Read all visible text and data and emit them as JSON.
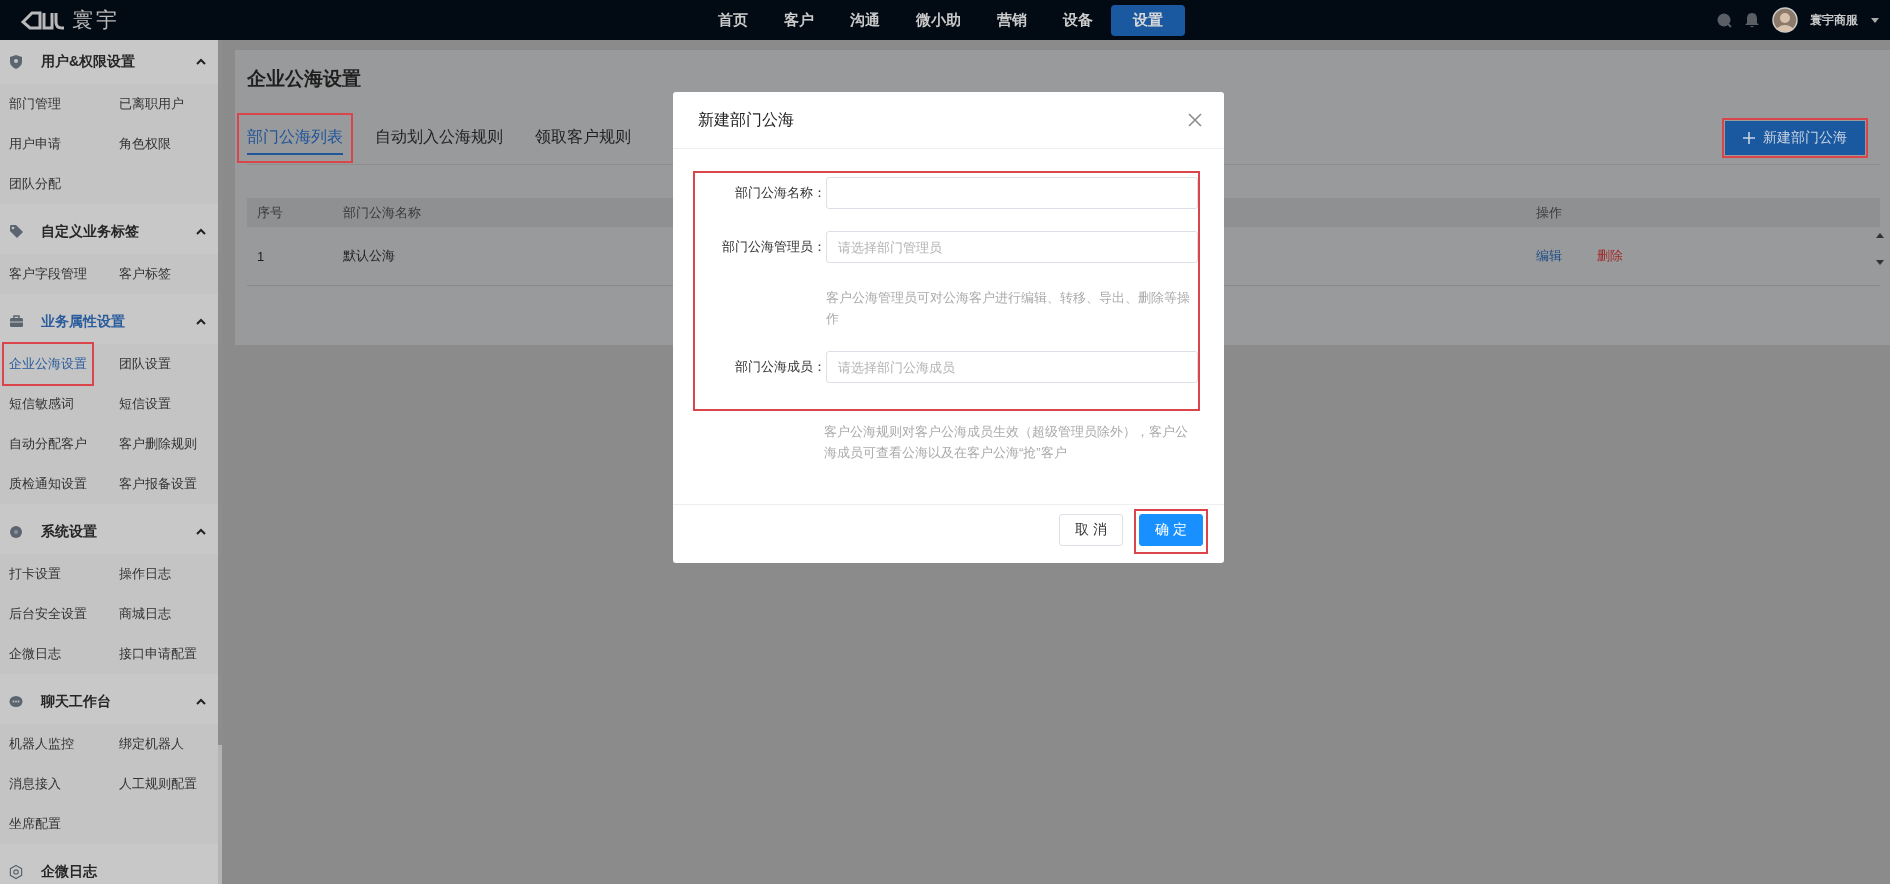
{
  "top_bar": {
    "logo_text": "寰宇",
    "nav": [
      {
        "label": "首页",
        "selected": false
      },
      {
        "label": "客户",
        "selected": false
      },
      {
        "label": "沟通",
        "selected": false
      },
      {
        "label": "微小助",
        "selected": false
      },
      {
        "label": "营销",
        "selected": false
      },
      {
        "label": "设备",
        "selected": false
      },
      {
        "label": "设置",
        "selected": true
      }
    ],
    "user_name": "寰宇商服"
  },
  "sidebar": {
    "groups": [
      {
        "title": "用户&权限设置",
        "kind": "shield",
        "selected": false,
        "expanded": true,
        "items": [
          {
            "label": "部门管理",
            "selected": false,
            "highlighted": false
          },
          {
            "label": "已离职用户",
            "selected": false,
            "highlighted": false
          },
          {
            "label": "用户申请",
            "selected": false,
            "highlighted": false
          },
          {
            "label": "角色权限",
            "selected": false,
            "highlighted": false
          },
          {
            "label": "团队分配",
            "selected": false,
            "highlighted": false
          }
        ]
      },
      {
        "title": "自定义业务标签",
        "kind": "tag",
        "selected": false,
        "expanded": true,
        "items": [
          {
            "label": "客户字段管理",
            "selected": false,
            "highlighted": false
          },
          {
            "label": "客户标签",
            "selected": false,
            "highlighted": false
          }
        ]
      },
      {
        "title": "业务属性设置",
        "kind": "briefcase",
        "selected": true,
        "expanded": true,
        "items": [
          {
            "label": "企业公海设置",
            "selected": true,
            "highlighted": true
          },
          {
            "label": "团队设置",
            "selected": false,
            "highlighted": false
          },
          {
            "label": "短信敏感词",
            "selected": false,
            "highlighted": false
          },
          {
            "label": "短信设置",
            "selected": false,
            "highlighted": false
          },
          {
            "label": "自动分配客户",
            "selected": false,
            "highlighted": false
          },
          {
            "label": "客户删除规则",
            "selected": false,
            "highlighted": false
          },
          {
            "label": "质检通知设置",
            "selected": false,
            "highlighted": false
          },
          {
            "label": "客户报备设置",
            "selected": false,
            "highlighted": false
          }
        ]
      },
      {
        "title": "系统设置",
        "kind": "gear",
        "selected": false,
        "expanded": true,
        "items": [
          {
            "label": "打卡设置",
            "selected": false,
            "highlighted": false
          },
          {
            "label": "操作日志",
            "selected": false,
            "highlighted": false
          },
          {
            "label": "后台安全设置",
            "selected": false,
            "highlighted": false
          },
          {
            "label": "商城日志",
            "selected": false,
            "highlighted": false
          },
          {
            "label": "企微日志",
            "selected": false,
            "highlighted": false
          },
          {
            "label": "接口申请配置",
            "selected": false,
            "highlighted": false
          }
        ]
      },
      {
        "title": "聊天工作台",
        "kind": "chat",
        "selected": false,
        "expanded": true,
        "items": [
          {
            "label": "机器人监控",
            "selected": false,
            "highlighted": false
          },
          {
            "label": "绑定机器人",
            "selected": false,
            "highlighted": false
          },
          {
            "label": "消息接入",
            "selected": false,
            "highlighted": false
          },
          {
            "label": "人工规则配置",
            "selected": false,
            "highlighted": false
          },
          {
            "label": "坐席配置",
            "selected": false,
            "highlighted": false
          }
        ]
      },
      {
        "title": "企微日志",
        "kind": "ring",
        "selected": false
      }
    ]
  },
  "main": {
    "title": "企业公海设置",
    "tabs": [
      {
        "label": "部门公海列表",
        "selected": true,
        "highlighted": true
      },
      {
        "label": "自动划入公海规则",
        "selected": false,
        "highlighted": false
      },
      {
        "label": "领取客户规则",
        "selected": false,
        "highlighted": false
      }
    ],
    "new_button": {
      "label": "新建部门公海",
      "highlighted": true
    },
    "table": {
      "columns": [
        "序号",
        "部门公海名称",
        "操作"
      ],
      "rows": [
        {
          "cells": [
            "1",
            "默认公海"
          ],
          "actions": [
            {
              "label": "编辑",
              "kind": "edit"
            },
            {
              "label": "删除",
              "kind": "delete"
            }
          ]
        }
      ]
    }
  },
  "modal": {
    "title": "新建部门公海",
    "form_highlighted": true,
    "fields": [
      {
        "label": "部门公海名称："
      },
      {
        "label": "部门公海管理员：",
        "placeholder": "请选择部门管理员",
        "hint": "客户公海管理员可对公海客户进行编辑、转移、导出、删除等操作"
      },
      {
        "label": "部门公海成员：",
        "placeholder": "请选择部门公海成员",
        "hint": "客户公海规则对客户公海成员生效（超级管理员除外），客户公海成员可查看公海以及在客户公海“抢”客户"
      }
    ],
    "buttons": [
      {
        "label": "取 消",
        "kind": "cancel",
        "highlighted": false
      },
      {
        "label": "确 定",
        "kind": "primary",
        "highlighted": true
      }
    ]
  }
}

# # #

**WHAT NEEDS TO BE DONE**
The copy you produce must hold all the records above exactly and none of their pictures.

**ANSWER BELOW**
Read all visible text and data and emit them as JSON.
{
  "top_bar": {
    "logo_text": "寰宇",
    "nav": [
      {
        "label": "首页",
        "selected": false
      },
      {
        "label": "客户",
        "selected": false
      },
      {
        "label": "沟通",
        "selected": false
      },
      {
        "label": "微小助",
        "selected": false
      },
      {
        "label": "营销",
        "selected": false
      },
      {
        "label": "设备",
        "selected": false
      },
      {
        "label": "设置",
        "selected": true
      }
    ],
    "user_name": "寰宇商服"
  },
  "sidebar": {
    "groups": [
      {
        "title": "用户&权限设置",
        "kind": "shield",
        "selected": false,
        "expanded": true,
        "items": [
          {
            "label": "部门管理",
            "selected": false,
            "highlighted": false
          },
          {
            "label": "已离职用户",
            "selected": false,
            "highlighted": false
          },
          {
            "label": "用户申请",
            "selected": false,
            "highlighted": false
          },
          {
            "label": "角色权限",
            "selected": false,
            "highlighted": false
          },
          {
            "label": "团队分配",
            "selected": false,
            "highlighted": false
          }
        ]
      },
      {
        "title": "自定义业务标签",
        "kind": "tag",
        "selected": false,
        "expanded": true,
        "items": [
          {
            "label": "客户字段管理",
            "selected": false,
            "highlighted": false
          },
          {
            "label": "客户标签",
            "selected": false,
            "highlighted": false
          }
        ]
      },
      {
        "title": "业务属性设置",
        "kind": "briefcase",
        "selected": true,
        "expanded": true,
        "items": [
          {
            "label": "企业公海设置",
            "selected": true,
            "highlighted": true
          },
          {
            "label": "团队设置",
            "selected": false,
            "highlighted": false
          },
          {
            "label": "短信敏感词",
            "selected": false,
            "highlighted": false
          },
          {
            "label": "短信设置",
            "selected": false,
            "highlighted": false
          },
          {
            "label": "自动分配客户",
            "selected": false,
            "highlighted": false
          },
          {
            "label": "客户删除规则",
            "selected": false,
            "highlighted": false
          },
          {
            "label": "质检通知设置",
            "selected": false,
            "highlighted": false
          },
          {
            "label": "客户报备设置",
            "selected": false,
            "highlighted": false
          }
        ]
      },
      {
        "title": "系统设置",
        "kind": "gear",
        "selected": false,
        "expanded": true,
        "items": [
          {
            "label": "打卡设置",
            "selected": false,
            "highlighted": false
          },
          {
            "label": "操作日志",
            "selected": false,
            "highlighted": false
          },
          {
            "label": "后台安全设置",
            "selected": false,
            "highlighted": false
          },
          {
            "label": "商城日志",
            "selected": false,
            "highlighted": false
          },
          {
            "label": "企微日志",
            "selected": false,
            "highlighted": false
          },
          {
            "label": "接口申请配置",
            "selected": false,
            "highlighted": false
          }
        ]
      },
      {
        "title": "聊天工作台",
        "kind": "chat",
        "selected": false,
        "expanded": true,
        "items": [
          {
            "label": "机器人监控",
            "selected": false,
            "highlighted": false
          },
          {
            "label": "绑定机器人",
            "selected": false,
            "highlighted": false
          },
          {
            "label": "消息接入",
            "selected": false,
            "highlighted": false
          },
          {
            "label": "人工规则配置",
            "selected": false,
            "highlighted": false
          },
          {
            "label": "坐席配置",
            "selected": false,
            "highlighted": false
          }
        ]
      },
      {
        "title": "企微日志",
        "kind": "ring",
        "selected": false
      }
    ]
  },
  "main": {
    "title": "企业公海设置",
    "tabs": [
      {
        "label": "部门公海列表",
        "selected": true,
        "highlighted": true
      },
      {
        "label": "自动划入公海规则",
        "selected": false,
        "highlighted": false
      },
      {
        "label": "领取客户规则",
        "selected": false,
        "highlighted": false
      }
    ],
    "new_button": {
      "label": "新建部门公海",
      "highlighted": true
    },
    "table": {
      "columns": [
        "序号",
        "部门公海名称",
        "操作"
      ],
      "rows": [
        {
          "cells": [
            "1",
            "默认公海"
          ],
          "actions": [
            {
              "label": "编辑",
              "kind": "edit"
            },
            {
              "label": "删除",
              "kind": "delete"
            }
          ]
        }
      ]
    }
  },
  "modal": {
    "title": "新建部门公海",
    "form_highlighted": true,
    "fields": [
      {
        "label": "部门公海名称："
      },
      {
        "label": "部门公海管理员：",
        "placeholder": "请选择部门管理员",
        "hint": "客户公海管理员可对公海客户进行编辑、转移、导出、删除等操作"
      },
      {
        "label": "部门公海成员：",
        "placeholder": "请选择部门公海成员",
        "hint": "客户公海规则对客户公海成员生效（超级管理员除外），客户公海成员可查看公海以及在客户公海“抢”客户"
      }
    ],
    "buttons": [
      {
        "label": "取 消",
        "kind": "cancel",
        "highlighted": false
      },
      {
        "label": "确 定",
        "kind": "primary",
        "highlighted": true
      }
    ]
  }
}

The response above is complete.